** Opening Extracted records block **

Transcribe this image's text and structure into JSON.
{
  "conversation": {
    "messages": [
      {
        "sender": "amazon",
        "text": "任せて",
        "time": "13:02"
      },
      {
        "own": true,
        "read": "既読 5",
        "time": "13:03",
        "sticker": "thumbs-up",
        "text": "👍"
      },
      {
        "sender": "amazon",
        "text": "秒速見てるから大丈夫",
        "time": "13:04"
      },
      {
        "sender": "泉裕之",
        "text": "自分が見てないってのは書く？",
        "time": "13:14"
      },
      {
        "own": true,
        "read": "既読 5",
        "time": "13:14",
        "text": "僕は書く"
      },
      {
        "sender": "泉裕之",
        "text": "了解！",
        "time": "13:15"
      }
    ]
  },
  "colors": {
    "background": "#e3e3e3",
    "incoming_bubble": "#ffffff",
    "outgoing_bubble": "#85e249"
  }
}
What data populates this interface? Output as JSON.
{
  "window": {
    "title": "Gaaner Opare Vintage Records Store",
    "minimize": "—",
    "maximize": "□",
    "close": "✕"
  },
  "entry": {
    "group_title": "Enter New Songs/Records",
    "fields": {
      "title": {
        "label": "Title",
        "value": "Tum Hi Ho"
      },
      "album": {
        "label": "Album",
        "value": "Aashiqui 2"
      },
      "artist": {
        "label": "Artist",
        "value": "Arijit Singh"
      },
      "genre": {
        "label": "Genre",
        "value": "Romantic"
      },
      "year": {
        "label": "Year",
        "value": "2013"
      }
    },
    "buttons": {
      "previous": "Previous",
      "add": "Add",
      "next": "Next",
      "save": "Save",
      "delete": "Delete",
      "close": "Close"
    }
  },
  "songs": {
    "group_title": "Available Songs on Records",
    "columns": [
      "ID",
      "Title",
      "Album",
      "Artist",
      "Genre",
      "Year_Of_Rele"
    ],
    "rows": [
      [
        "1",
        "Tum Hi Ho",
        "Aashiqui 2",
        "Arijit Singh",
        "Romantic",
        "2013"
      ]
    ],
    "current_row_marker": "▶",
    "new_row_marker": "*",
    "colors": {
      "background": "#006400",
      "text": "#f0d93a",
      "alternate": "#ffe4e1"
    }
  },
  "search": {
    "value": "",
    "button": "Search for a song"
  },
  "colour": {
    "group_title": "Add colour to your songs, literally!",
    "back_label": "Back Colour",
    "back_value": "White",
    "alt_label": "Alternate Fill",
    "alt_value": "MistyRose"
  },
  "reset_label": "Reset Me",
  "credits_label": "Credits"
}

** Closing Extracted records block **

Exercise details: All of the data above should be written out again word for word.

Answer to the problem:
Transcribe this image's text and structure into JSON.
{
  "conversation": {
    "messages": [
      {
        "sender": "amazon",
        "text": "任せて",
        "time": "13:02"
      },
      {
        "own": true,
        "read": "既読 5",
        "time": "13:03",
        "sticker": "thumbs-up",
        "text": "👍"
      },
      {
        "sender": "amazon",
        "text": "秒速見てるから大丈夫",
        "time": "13:04"
      },
      {
        "sender": "泉裕之",
        "text": "自分が見てないってのは書く？",
        "time": "13:14"
      },
      {
        "own": true,
        "read": "既読 5",
        "time": "13:14",
        "text": "僕は書く"
      },
      {
        "sender": "泉裕之",
        "text": "了解！",
        "time": "13:15"
      }
    ]
  },
  "colors": {
    "background": "#e3e3e3",
    "incoming_bubble": "#ffffff",
    "outgoing_bubble": "#85e249"
  }
}
What data populates this interface? Output as JSON.
{
  "window": {
    "title": "Gaaner Opare Vintage Records Store",
    "minimize": "—",
    "maximize": "□",
    "close": "✕"
  },
  "entry": {
    "group_title": "Enter New Songs/Records",
    "fields": {
      "title": {
        "label": "Title",
        "value": "Tum Hi Ho"
      },
      "album": {
        "label": "Album",
        "value": "Aashiqui 2"
      },
      "artist": {
        "label": "Artist",
        "value": "Arijit Singh"
      },
      "genre": {
        "label": "Genre",
        "value": "Romantic"
      },
      "year": {
        "label": "Year",
        "value": "2013"
      }
    },
    "buttons": {
      "previous": "Previous",
      "add": "Add",
      "next": "Next",
      "save": "Save",
      "delete": "Delete",
      "close": "Close"
    }
  },
  "songs": {
    "group_title": "Available Songs on Records",
    "columns": [
      "ID",
      "Title",
      "Album",
      "Artist",
      "Genre",
      "Year_Of_Rele"
    ],
    "rows": [
      [
        "1",
        "Tum Hi Ho",
        "Aashiqui 2",
        "Arijit Singh",
        "Romantic",
        "2013"
      ]
    ],
    "current_row_marker": "▶",
    "new_row_marker": "*",
    "colors": {
      "background": "#006400",
      "text": "#f0d93a",
      "alternate": "#ffe4e1"
    }
  },
  "search": {
    "value": "",
    "button": "Search for a song"
  },
  "colour": {
    "group_title": "Add colour to your songs, literally!",
    "back_label": "Back Colour",
    "back_value": "White",
    "alt_label": "Alternate Fill",
    "alt_value": "MistyRose"
  },
  "reset_label": "Reset Me",
  "credits_label": "Credits"
}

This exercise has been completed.